Postmodernism, symbolic interactionism, conflict, and functionalism are the four main sociological perspectives. Functionalists assert that society is composed of interconnected components that collaborate to maintain stability, which can be threatened by dysfunctional conduct or institutions.
Thus, culture can be conceptualized as one of the components that contribute to maintaining societal stability. Furthermore, appeal to cultural values and beliefs is one of the approaches usually deployed in quelling potential dissent or threats to stability. Thus, from the functionalist perspective, culture is one element that facilitates stability in society.
The conflict perspective asserts that social inequality is an inherent attribute of society where social life comprises a constant struggle for scarce resources. Additionally, social arrangements are designed to benefit some at others’ expense. Therefore, it is arguable that culture is a tool that perpetuates social inequality and contributes to the development of social arrangements that benefit some to others’ detriment.

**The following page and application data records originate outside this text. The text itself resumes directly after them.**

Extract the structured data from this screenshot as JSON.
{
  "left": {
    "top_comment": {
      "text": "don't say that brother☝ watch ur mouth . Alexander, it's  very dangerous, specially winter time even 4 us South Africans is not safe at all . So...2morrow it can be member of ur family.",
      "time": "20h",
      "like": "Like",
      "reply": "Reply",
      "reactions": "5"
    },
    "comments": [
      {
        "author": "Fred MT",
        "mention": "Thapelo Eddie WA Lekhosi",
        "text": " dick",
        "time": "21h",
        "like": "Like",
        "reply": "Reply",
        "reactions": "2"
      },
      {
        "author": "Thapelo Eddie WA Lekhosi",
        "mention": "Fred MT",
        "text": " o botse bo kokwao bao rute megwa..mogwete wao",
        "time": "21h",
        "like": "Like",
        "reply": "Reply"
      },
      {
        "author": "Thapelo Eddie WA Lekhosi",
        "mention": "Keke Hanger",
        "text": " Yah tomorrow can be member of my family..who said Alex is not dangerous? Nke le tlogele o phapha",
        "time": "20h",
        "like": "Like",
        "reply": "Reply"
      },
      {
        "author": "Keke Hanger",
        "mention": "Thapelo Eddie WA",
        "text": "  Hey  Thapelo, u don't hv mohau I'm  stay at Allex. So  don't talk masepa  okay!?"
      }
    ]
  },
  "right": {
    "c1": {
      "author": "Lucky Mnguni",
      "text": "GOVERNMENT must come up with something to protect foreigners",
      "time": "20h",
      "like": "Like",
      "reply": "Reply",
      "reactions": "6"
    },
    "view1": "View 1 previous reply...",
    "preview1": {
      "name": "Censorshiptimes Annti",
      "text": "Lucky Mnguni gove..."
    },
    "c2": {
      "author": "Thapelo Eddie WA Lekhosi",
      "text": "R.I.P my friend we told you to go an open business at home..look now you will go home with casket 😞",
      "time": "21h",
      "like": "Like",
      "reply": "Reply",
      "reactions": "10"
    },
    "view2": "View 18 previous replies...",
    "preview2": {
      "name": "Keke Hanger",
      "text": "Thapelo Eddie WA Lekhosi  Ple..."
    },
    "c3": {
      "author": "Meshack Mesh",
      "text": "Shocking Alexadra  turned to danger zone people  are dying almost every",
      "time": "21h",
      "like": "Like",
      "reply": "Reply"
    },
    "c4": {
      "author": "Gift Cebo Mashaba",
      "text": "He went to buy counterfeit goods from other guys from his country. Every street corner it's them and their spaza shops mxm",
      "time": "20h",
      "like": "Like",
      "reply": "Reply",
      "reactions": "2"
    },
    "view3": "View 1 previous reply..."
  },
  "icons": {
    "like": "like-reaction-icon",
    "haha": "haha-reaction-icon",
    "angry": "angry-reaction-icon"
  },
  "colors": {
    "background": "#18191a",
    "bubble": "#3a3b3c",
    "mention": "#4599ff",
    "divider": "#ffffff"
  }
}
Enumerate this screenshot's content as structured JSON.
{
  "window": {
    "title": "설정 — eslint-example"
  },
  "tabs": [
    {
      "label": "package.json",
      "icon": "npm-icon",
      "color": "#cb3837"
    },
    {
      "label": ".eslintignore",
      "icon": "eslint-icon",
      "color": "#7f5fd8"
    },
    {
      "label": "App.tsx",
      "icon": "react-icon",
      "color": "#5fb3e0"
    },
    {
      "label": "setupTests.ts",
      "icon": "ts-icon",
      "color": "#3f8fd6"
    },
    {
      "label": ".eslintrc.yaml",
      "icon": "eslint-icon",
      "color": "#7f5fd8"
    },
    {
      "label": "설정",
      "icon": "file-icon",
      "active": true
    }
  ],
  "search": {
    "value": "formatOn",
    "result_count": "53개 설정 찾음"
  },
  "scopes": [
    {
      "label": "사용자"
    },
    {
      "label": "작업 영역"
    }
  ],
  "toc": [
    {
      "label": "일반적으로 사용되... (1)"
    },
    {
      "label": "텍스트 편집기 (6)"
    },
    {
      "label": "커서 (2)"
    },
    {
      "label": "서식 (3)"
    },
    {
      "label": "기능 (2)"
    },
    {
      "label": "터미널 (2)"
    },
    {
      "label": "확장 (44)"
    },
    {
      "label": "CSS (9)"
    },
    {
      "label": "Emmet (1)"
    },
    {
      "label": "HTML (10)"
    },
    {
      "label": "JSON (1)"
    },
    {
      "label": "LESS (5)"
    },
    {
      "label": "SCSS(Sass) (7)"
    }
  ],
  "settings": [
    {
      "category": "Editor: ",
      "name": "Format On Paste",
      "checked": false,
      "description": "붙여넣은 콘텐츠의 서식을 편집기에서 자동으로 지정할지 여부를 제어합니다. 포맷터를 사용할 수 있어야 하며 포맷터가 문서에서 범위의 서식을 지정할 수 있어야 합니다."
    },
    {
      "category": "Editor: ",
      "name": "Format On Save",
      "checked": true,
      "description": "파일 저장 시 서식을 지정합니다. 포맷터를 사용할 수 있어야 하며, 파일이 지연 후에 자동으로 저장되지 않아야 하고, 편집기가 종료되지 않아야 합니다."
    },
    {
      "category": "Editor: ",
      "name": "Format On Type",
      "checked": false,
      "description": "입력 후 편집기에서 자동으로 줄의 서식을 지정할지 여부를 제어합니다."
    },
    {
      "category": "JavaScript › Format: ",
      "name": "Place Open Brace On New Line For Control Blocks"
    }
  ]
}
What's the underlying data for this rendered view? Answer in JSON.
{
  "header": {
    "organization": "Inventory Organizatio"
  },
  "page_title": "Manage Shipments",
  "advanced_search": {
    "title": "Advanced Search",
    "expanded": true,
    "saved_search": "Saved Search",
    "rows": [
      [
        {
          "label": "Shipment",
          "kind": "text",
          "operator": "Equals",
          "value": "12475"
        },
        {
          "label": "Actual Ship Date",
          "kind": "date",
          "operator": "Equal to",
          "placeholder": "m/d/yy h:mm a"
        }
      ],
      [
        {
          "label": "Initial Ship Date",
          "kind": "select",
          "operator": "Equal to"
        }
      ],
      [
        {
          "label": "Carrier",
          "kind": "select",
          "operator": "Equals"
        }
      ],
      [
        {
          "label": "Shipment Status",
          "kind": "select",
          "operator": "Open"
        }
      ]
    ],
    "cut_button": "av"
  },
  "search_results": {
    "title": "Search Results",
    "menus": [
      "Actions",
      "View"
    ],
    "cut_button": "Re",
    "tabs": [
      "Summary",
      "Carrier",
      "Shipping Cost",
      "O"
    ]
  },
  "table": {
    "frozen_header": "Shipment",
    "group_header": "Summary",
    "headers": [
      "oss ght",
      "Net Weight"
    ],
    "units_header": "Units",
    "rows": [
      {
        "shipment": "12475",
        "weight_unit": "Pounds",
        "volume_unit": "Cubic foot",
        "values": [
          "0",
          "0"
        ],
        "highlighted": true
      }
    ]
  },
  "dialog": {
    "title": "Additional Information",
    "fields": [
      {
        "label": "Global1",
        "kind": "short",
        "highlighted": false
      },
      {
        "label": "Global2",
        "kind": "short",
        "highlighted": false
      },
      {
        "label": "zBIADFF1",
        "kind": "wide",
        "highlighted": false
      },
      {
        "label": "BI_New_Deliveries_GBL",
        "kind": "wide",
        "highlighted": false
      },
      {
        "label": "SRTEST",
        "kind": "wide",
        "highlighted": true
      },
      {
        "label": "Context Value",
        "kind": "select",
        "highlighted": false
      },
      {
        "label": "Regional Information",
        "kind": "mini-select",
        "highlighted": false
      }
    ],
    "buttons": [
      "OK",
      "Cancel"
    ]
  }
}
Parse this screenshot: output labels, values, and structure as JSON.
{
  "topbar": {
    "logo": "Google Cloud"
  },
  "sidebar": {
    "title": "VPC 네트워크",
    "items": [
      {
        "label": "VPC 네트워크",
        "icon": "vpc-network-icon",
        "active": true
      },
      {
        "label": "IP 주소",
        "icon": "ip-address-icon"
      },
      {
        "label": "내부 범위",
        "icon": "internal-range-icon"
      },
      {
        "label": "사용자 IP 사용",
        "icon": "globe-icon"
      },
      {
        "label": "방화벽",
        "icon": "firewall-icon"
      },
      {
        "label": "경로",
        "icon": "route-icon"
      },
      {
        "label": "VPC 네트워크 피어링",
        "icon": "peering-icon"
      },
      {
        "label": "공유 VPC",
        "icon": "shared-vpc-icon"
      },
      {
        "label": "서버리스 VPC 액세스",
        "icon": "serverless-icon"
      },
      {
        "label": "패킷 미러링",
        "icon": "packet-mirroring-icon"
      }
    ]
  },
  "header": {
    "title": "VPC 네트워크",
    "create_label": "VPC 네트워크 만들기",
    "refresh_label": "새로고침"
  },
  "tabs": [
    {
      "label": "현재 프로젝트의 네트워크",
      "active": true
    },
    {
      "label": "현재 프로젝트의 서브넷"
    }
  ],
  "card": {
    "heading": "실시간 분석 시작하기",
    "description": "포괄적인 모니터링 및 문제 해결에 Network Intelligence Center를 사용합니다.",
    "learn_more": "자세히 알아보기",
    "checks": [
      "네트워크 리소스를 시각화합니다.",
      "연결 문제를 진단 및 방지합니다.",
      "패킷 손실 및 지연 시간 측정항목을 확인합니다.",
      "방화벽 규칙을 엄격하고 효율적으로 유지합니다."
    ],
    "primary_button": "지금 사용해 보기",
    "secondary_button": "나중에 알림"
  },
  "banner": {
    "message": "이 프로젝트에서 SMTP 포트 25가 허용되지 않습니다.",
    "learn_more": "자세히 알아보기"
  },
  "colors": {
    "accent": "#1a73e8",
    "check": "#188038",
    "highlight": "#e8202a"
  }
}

For example, patriarchy and subjugation of women in most societies worldwide have persisted owing to the power of cultural values and beliefs that degrade women and relegate them to second-class status. Therefore, from a conflict perspective, culture can be deemed a sponsor of social inequality and disparities.